Website and app data records

..........

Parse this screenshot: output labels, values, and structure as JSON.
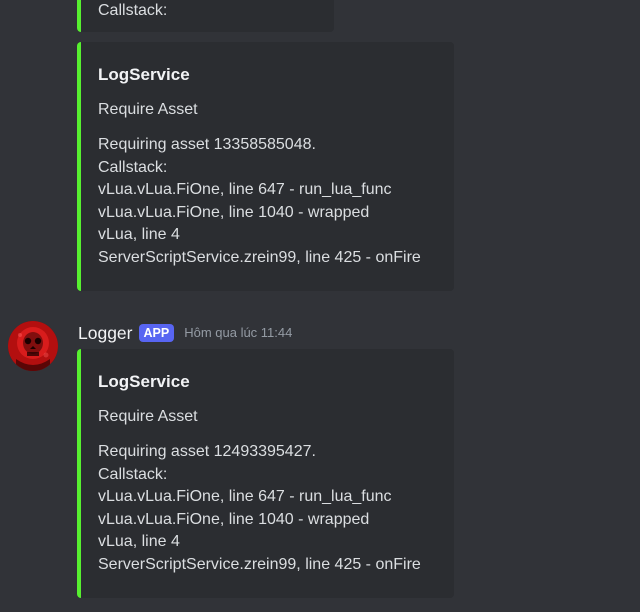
{
  "messages": [
    {
      "embed": {
        "partial_text": "Callstack:"
      }
    },
    {
      "embed": {
        "title": "LogService",
        "description": "Require Asset",
        "lines": [
          "Requiring asset 13358585048.",
          "Callstack:",
          "vLua.vLua.FiOne, line 647 - run_lua_func",
          "vLua.vLua.FiOne, line 1040 - wrapped",
          "vLua, line 4",
          "ServerScriptService.zrein99, line 425 - onFire"
        ]
      }
    },
    {
      "author": "Logger",
      "badge": "APP",
      "timestamp": "Hôm qua lúc 11:44",
      "embed": {
        "title": "LogService",
        "description": "Require Asset",
        "lines": [
          "Requiring asset 12493395427.",
          "Callstack:",
          "vLua.vLua.FiOne, line 647 - run_lua_func",
          "vLua.vLua.FiOne, line 1040 - wrapped",
          "vLua, line 4",
          "ServerScriptService.zrein99, line 425 - onFire"
        ]
      }
    }
  ],
  "colors": {
    "background": "#313338",
    "embed_background": "#2b2d31",
    "embed_border": "#57f030",
    "badge": "#5865f2",
    "timestamp": "#949ba4"
  },
  "icons": {
    "avatar": "red-skull-avatar-icon"
  }
}
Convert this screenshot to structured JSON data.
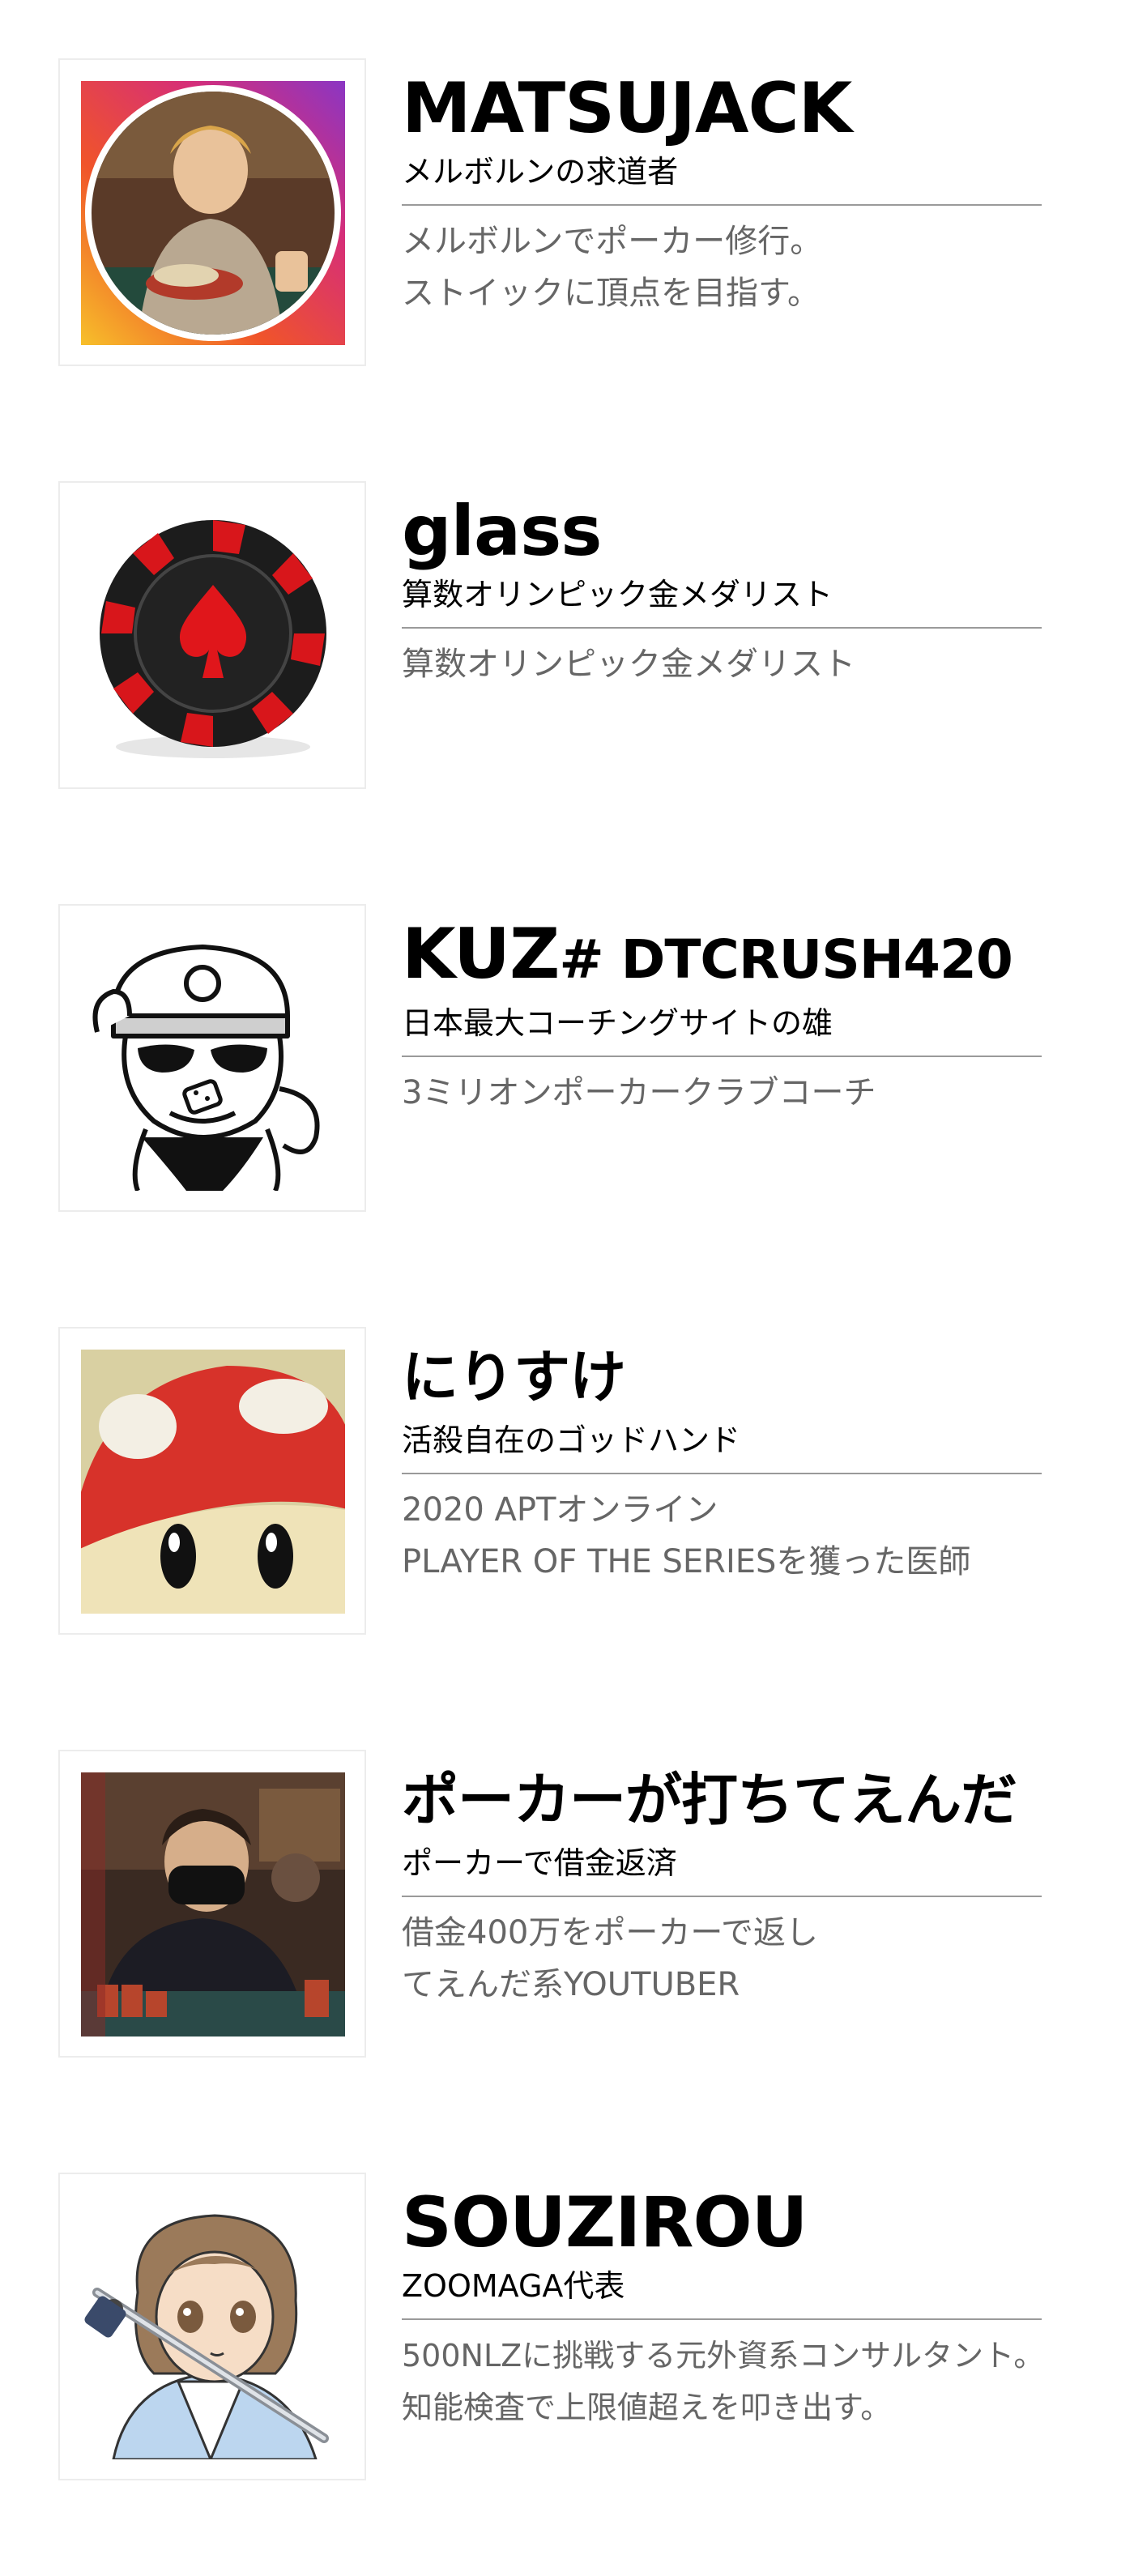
{
  "profiles": [
    {
      "name": "MATSUJACK",
      "name_suffix": "",
      "subtitle": "メルボルンの求道者",
      "description": "メルボルンでポーカー修行。\nストイックに頂点を目指す。",
      "avatar_icon": "instagram-style-portrait-avatar"
    },
    {
      "name": "glass",
      "name_suffix": "",
      "subtitle": "算数オリンピック金メダリスト",
      "description": "算数オリンピック金メダリスト",
      "avatar_icon": "poker-chip-spade-icon"
    },
    {
      "name": "KUZ",
      "name_suffix": "# DTCRUSH420",
      "subtitle": "日本最大コーチングサイトの雄",
      "description": "3ミリオンポーカークラブコーチ",
      "avatar_icon": "monkey-with-sunglasses-icon"
    },
    {
      "name": "にりすけ",
      "name_suffix": "",
      "subtitle": "活殺自在のゴッドハンド",
      "description": "2020 APTオンライン\nPLAYER OF THE SERIESを獲った医師",
      "avatar_icon": "mushroom-avatar"
    },
    {
      "name": "ポーカーが打ちてえんだ",
      "name_suffix": "",
      "subtitle": "ポーカーで借金返済",
      "description": "借金400万をポーカーで返し\nてえんだ系YOUTUBER",
      "avatar_icon": "masked-player-photo-avatar"
    },
    {
      "name": "SOUZIROU",
      "name_suffix": "",
      "subtitle": "ZOOMAGA代表",
      "description": "500NLZに挑戦する元外資系コンサルタント。\n知能検査で上限値超えを叩き出す。",
      "avatar_icon": "anime-samurai-avatar"
    }
  ]
}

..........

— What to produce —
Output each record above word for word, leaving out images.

— Response to the exercise —
Parse this screenshot: output labels, values, and structure as JSON.
{
  "messages": [
    {
      "embed": {
        "partial_text": "Callstack:"
      }
    },
    {
      "embed": {
        "title": "LogService",
        "description": "Require Asset",
        "lines": [
          "Requiring asset 13358585048.",
          "Callstack:",
          "vLua.vLua.FiOne, line 647 - run_lua_func",
          "vLua.vLua.FiOne, line 1040 - wrapped",
          "vLua, line 4",
          "ServerScriptService.zrein99, line 425 - onFire"
        ]
      }
    },
    {
      "author": "Logger",
      "badge": "APP",
      "timestamp": "Hôm qua lúc 11:44",
      "embed": {
        "title": "LogService",
        "description": "Require Asset",
        "lines": [
          "Requiring asset 12493395427.",
          "Callstack:",
          "vLua.vLua.FiOne, line 647 - run_lua_func",
          "vLua.vLua.FiOne, line 1040 - wrapped",
          "vLua, line 4",
          "ServerScriptService.zrein99, line 425 - onFire"
        ]
      }
    }
  ],
  "colors": {
    "background": "#313338",
    "embed_background": "#2b2d31",
    "embed_border": "#57f030",
    "badge": "#5865f2",
    "timestamp": "#949ba4"
  },
  "icons": {
    "avatar": "red-skull-avatar-icon"
  }
}
Convert this screenshot to structured JSON data.
{
  "profiles": [
    {
      "name": "MATSUJACK",
      "name_suffix": "",
      "subtitle": "メルボルンの求道者",
      "description": "メルボルンでポーカー修行。\nストイックに頂点を目指す。",
      "avatar_icon": "instagram-style-portrait-avatar"
    },
    {
      "name": "glass",
      "name_suffix": "",
      "subtitle": "算数オリンピック金メダリスト",
      "description": "算数オリンピック金メダリスト",
      "avatar_icon": "poker-chip-spade-icon"
    },
    {
      "name": "KUZ",
      "name_suffix": "# DTCRUSH420",
      "subtitle": "日本最大コーチングサイトの雄",
      "description": "3ミリオンポーカークラブコーチ",
      "avatar_icon": "monkey-with-sunglasses-icon"
    },
    {
      "name": "にりすけ",
      "name_suffix": "",
      "subtitle": "活殺自在のゴッドハンド",
      "description": "2020 APTオンライン\nPLAYER OF THE SERIESを獲った医師",
      "avatar_icon": "mushroom-avatar"
    },
    {
      "name": "ポーカーが打ちてえんだ",
      "name_suffix": "",
      "subtitle": "ポーカーで借金返済",
      "description": "借金400万をポーカーで返し\nてえんだ系YOUTUBER",
      "avatar_icon": "masked-player-photo-avatar"
    },
    {
      "name": "SOUZIROU",
      "name_suffix": "",
      "subtitle": "ZOOMAGA代表",
      "description": "500NLZに挑戦する元外資系コンサルタント。\n知能検査で上限値超えを叩き出す。",
      "avatar_icon": "anime-samurai-avatar"
    }
  ]
}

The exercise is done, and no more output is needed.